(Stored data)
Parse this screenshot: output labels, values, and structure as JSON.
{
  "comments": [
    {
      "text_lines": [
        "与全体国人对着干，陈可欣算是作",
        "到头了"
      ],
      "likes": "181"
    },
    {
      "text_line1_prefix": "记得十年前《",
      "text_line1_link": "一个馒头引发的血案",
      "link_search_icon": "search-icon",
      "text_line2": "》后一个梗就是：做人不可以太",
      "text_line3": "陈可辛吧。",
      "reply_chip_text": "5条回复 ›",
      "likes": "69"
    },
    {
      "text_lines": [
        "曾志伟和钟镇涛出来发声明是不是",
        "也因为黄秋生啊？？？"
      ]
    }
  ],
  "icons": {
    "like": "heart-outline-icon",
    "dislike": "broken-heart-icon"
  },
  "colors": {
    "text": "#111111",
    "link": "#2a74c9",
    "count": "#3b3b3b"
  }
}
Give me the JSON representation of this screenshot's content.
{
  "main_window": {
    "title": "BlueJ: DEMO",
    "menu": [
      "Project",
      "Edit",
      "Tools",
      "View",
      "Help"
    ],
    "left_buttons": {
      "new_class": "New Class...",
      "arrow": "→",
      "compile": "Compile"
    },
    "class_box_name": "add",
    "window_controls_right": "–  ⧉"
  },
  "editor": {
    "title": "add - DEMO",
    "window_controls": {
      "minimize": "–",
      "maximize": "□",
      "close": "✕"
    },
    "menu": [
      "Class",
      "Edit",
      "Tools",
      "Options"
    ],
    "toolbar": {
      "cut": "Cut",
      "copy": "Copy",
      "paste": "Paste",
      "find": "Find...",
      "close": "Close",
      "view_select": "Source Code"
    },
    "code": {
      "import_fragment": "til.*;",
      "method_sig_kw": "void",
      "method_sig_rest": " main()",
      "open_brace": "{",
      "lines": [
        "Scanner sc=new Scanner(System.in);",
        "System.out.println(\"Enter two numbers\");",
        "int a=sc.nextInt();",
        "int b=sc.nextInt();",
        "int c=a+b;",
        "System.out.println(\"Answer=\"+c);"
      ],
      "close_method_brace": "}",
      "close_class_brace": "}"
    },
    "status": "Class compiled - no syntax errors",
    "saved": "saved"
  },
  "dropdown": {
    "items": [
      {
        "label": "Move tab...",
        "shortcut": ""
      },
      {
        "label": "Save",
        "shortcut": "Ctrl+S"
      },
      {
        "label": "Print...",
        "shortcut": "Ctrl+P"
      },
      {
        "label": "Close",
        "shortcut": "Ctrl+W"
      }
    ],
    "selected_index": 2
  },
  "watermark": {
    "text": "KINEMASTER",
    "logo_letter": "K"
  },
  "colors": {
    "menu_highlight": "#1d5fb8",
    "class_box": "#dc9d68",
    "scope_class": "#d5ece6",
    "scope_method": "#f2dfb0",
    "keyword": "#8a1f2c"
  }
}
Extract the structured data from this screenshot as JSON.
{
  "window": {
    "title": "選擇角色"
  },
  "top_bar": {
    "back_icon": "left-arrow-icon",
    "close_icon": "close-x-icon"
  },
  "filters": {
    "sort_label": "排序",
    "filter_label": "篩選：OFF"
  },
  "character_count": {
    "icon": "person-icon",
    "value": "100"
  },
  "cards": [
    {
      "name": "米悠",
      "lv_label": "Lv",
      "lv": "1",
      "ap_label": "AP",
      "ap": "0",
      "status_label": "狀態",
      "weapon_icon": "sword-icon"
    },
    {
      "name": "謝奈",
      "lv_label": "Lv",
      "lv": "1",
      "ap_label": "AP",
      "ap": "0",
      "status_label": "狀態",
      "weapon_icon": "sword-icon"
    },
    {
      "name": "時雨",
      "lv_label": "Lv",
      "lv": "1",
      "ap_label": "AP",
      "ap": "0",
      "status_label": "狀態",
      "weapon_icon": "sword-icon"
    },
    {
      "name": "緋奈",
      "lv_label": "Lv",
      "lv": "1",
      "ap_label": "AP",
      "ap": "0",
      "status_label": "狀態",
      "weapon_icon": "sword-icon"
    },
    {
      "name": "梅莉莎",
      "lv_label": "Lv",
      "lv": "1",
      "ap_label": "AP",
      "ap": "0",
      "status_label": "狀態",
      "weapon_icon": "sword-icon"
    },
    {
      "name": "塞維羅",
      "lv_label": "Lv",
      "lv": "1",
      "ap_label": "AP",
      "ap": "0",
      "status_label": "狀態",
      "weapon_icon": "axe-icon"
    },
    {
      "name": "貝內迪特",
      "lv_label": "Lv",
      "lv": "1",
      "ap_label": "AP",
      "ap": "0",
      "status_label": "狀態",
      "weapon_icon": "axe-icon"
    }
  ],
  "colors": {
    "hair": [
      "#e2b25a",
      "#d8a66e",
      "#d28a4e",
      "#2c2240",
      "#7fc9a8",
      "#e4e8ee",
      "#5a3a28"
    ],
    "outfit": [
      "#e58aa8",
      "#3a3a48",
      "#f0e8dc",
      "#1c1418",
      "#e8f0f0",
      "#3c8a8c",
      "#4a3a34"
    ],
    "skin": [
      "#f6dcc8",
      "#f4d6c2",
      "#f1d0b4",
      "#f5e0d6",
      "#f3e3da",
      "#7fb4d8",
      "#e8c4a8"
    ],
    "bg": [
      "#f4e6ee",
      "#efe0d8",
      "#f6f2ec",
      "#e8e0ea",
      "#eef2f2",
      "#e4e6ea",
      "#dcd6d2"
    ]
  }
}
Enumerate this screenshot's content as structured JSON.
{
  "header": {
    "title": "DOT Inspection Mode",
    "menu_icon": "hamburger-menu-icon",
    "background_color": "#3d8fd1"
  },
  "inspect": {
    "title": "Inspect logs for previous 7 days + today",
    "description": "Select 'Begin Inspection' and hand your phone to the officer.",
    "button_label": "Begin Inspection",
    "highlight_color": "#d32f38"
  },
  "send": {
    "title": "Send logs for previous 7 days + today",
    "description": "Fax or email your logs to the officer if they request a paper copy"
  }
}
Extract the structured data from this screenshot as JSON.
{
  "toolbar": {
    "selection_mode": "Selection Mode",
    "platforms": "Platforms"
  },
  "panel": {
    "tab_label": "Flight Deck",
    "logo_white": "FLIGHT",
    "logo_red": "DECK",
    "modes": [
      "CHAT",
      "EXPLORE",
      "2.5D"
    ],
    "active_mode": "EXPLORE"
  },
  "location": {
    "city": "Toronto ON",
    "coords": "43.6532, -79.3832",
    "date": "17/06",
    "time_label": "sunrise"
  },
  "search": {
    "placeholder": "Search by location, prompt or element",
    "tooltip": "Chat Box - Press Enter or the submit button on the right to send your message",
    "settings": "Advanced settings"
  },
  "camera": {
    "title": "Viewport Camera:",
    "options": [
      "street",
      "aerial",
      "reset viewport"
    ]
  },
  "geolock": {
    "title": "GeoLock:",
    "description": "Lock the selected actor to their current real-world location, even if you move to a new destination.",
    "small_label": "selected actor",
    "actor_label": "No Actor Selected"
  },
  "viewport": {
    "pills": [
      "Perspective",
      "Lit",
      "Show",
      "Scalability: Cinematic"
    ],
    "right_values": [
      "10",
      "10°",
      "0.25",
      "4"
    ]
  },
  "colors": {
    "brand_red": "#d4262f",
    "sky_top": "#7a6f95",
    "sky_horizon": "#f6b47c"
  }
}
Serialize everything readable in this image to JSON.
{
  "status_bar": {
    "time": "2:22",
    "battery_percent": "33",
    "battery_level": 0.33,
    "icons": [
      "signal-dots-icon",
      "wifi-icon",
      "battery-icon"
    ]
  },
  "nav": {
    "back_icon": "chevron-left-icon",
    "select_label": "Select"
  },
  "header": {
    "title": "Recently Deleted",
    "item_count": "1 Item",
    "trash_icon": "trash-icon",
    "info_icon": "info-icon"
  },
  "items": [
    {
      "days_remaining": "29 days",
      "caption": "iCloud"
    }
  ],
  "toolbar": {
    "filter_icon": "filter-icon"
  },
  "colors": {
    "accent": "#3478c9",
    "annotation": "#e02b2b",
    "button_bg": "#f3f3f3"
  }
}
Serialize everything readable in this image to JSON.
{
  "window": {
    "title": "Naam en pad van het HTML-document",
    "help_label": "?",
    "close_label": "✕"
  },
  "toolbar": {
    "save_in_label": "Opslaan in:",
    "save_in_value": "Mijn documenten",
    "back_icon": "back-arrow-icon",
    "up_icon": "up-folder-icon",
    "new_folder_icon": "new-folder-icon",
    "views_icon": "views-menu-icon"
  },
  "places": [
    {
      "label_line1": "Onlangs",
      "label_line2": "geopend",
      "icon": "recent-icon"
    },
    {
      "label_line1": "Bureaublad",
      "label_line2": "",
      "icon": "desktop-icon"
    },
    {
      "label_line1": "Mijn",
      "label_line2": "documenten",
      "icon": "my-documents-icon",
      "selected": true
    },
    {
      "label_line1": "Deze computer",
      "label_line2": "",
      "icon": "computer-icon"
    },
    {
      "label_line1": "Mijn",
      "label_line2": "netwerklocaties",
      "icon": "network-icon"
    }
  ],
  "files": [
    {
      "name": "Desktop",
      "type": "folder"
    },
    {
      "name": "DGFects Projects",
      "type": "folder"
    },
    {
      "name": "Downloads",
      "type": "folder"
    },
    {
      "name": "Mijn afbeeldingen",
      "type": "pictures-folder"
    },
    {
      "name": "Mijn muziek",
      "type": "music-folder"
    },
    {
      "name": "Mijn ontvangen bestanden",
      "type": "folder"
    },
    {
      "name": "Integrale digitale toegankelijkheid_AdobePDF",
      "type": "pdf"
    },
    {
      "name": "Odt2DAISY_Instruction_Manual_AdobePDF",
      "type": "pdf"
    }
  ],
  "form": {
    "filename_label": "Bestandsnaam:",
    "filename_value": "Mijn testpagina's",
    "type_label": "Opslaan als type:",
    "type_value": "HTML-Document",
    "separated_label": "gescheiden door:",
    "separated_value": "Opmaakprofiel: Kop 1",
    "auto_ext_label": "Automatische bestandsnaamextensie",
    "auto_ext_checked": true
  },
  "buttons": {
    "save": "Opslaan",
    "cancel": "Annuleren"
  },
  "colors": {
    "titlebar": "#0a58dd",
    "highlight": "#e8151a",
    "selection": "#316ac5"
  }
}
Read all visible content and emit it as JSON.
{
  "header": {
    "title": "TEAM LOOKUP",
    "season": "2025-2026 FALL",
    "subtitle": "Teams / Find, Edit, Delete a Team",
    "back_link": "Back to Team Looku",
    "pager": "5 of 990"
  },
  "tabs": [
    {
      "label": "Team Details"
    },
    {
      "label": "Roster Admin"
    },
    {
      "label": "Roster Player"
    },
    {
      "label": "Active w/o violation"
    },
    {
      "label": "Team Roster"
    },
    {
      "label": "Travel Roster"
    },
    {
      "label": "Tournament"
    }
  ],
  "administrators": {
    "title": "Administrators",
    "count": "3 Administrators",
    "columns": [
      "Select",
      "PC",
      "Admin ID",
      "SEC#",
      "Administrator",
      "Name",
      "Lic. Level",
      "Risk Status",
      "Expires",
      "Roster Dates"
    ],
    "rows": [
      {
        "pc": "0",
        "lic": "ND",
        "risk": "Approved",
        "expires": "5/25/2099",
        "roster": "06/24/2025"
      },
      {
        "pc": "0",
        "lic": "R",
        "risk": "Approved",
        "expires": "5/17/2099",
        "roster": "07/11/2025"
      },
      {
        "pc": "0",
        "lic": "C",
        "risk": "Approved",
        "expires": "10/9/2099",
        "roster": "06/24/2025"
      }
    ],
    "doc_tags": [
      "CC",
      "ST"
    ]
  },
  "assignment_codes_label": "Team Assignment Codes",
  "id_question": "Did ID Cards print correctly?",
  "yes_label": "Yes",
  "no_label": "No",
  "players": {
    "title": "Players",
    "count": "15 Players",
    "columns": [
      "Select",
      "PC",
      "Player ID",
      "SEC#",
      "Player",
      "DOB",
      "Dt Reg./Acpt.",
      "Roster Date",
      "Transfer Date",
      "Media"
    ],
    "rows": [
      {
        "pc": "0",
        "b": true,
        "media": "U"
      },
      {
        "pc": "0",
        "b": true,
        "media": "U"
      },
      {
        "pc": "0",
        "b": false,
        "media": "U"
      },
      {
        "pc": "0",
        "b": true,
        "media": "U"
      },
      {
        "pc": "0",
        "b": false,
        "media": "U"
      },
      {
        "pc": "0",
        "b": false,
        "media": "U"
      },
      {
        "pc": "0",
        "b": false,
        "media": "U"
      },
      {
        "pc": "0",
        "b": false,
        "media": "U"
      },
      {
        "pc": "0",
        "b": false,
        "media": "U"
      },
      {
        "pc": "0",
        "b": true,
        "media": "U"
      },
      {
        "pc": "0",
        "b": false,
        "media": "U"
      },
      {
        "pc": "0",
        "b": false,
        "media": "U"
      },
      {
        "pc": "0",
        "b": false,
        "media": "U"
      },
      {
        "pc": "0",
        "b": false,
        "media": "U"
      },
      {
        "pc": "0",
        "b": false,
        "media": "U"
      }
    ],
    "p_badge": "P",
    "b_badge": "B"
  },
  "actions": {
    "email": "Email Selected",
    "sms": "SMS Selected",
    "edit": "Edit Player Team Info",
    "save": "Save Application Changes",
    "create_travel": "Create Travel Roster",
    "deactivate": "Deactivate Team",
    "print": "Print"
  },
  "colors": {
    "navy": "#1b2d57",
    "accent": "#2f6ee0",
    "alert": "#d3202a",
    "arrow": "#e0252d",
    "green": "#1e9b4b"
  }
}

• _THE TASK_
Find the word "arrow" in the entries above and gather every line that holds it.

• _TASK RESULT_
      "arrow": "→",
    "back_icon": "left-arrow-icon",
    "back_icon": "back-arrow-icon",
    "arrow": "#e0252d",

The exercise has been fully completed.